**Exercise inputs:**
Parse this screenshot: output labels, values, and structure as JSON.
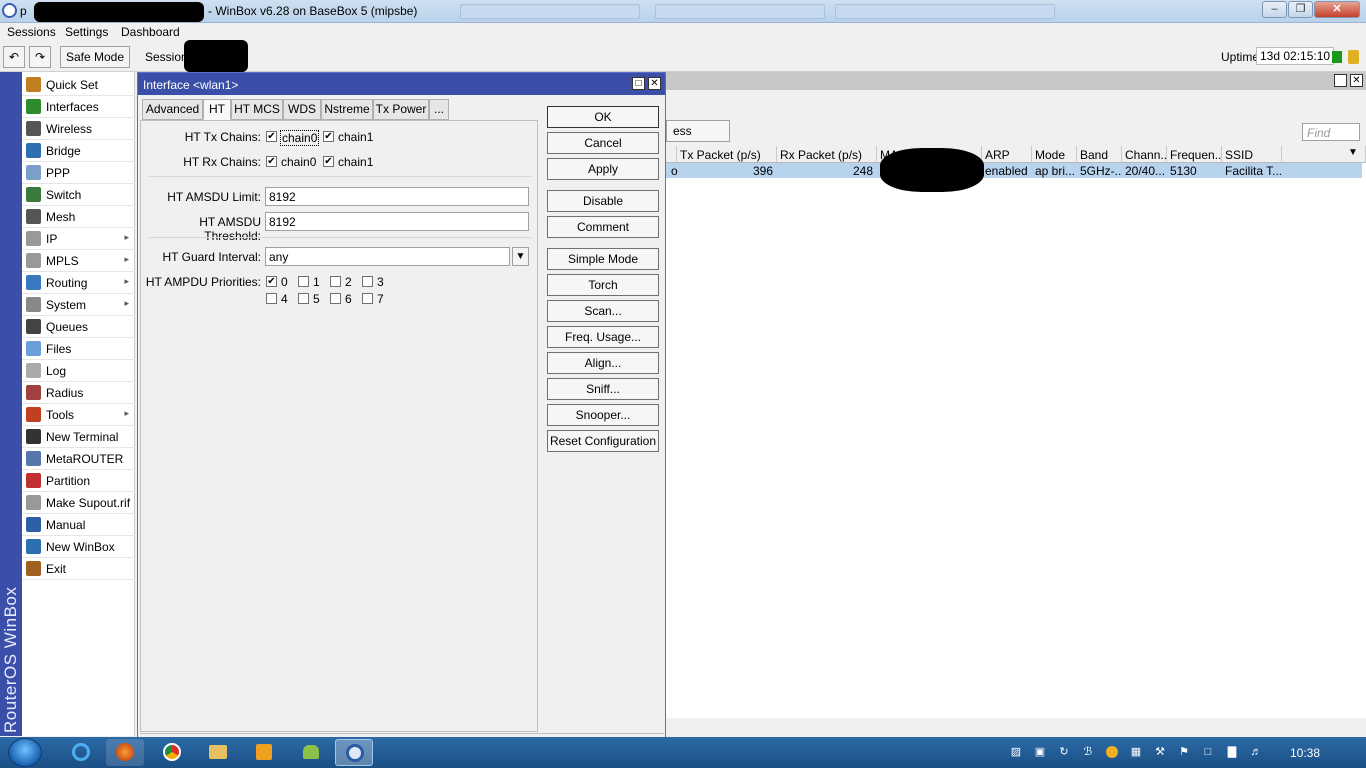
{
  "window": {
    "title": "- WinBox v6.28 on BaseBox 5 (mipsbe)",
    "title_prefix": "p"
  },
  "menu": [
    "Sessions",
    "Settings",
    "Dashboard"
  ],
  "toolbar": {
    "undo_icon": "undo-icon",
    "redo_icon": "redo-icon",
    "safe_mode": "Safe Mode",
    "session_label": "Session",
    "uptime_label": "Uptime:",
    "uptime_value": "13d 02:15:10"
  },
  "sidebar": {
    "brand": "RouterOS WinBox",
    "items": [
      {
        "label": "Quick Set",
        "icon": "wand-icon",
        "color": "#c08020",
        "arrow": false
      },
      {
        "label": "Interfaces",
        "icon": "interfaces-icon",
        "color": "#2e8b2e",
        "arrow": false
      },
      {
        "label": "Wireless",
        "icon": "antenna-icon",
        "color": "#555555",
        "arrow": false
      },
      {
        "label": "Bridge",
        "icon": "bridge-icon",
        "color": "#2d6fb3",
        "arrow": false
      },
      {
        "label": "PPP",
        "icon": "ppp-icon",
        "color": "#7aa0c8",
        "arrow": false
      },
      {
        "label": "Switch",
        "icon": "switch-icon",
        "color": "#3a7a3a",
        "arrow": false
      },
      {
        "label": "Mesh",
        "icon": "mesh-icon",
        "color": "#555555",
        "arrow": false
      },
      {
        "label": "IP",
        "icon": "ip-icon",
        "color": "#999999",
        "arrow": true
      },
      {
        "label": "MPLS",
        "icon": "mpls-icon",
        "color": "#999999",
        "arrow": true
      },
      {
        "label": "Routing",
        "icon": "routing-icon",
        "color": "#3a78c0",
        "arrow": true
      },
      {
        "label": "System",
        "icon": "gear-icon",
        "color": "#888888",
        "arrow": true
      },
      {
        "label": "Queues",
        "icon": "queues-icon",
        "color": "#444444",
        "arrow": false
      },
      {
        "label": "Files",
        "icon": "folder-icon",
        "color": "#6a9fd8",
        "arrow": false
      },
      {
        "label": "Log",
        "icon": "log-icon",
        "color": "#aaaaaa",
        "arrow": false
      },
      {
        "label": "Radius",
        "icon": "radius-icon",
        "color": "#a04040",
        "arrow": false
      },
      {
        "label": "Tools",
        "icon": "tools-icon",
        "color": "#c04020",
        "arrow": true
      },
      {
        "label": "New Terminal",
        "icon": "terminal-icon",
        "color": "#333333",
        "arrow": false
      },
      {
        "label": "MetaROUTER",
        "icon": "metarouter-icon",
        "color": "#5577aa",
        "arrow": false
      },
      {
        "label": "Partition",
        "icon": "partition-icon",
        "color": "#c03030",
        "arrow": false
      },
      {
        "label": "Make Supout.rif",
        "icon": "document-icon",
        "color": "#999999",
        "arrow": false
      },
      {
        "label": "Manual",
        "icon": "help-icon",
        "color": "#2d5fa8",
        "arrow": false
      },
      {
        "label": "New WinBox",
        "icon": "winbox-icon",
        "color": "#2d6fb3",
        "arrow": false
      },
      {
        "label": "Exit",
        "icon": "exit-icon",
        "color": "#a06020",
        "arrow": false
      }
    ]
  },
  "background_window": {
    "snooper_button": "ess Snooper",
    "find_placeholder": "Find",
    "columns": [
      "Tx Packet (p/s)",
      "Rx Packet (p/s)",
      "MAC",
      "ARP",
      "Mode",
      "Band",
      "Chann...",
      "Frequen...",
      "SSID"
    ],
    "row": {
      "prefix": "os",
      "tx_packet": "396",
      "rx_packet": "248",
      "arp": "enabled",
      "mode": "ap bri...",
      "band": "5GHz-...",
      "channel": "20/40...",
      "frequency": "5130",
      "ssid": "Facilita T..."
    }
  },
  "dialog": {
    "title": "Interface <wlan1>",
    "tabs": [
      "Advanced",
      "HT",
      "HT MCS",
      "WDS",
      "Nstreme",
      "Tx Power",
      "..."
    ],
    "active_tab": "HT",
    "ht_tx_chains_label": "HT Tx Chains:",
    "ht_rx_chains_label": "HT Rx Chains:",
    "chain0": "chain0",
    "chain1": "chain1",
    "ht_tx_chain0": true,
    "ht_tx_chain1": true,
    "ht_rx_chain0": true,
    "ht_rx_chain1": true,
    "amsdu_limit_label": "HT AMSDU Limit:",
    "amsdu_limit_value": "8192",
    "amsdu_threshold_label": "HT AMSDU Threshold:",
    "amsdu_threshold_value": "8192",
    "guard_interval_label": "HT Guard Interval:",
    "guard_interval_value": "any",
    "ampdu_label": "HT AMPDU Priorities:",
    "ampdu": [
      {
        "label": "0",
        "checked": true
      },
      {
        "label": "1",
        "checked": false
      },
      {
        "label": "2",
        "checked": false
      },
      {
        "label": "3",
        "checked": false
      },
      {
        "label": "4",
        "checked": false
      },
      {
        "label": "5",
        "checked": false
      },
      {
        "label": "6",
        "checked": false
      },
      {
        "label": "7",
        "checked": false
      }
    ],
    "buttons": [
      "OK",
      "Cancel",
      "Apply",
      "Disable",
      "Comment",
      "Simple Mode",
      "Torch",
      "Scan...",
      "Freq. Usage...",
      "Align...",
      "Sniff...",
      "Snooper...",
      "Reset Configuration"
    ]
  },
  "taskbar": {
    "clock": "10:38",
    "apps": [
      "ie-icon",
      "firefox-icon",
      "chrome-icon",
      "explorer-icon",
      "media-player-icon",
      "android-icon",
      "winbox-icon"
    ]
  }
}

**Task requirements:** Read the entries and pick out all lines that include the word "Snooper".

**Output of the exercise:**
    "snooper_button": "ess Snooper",
      "Snooper...",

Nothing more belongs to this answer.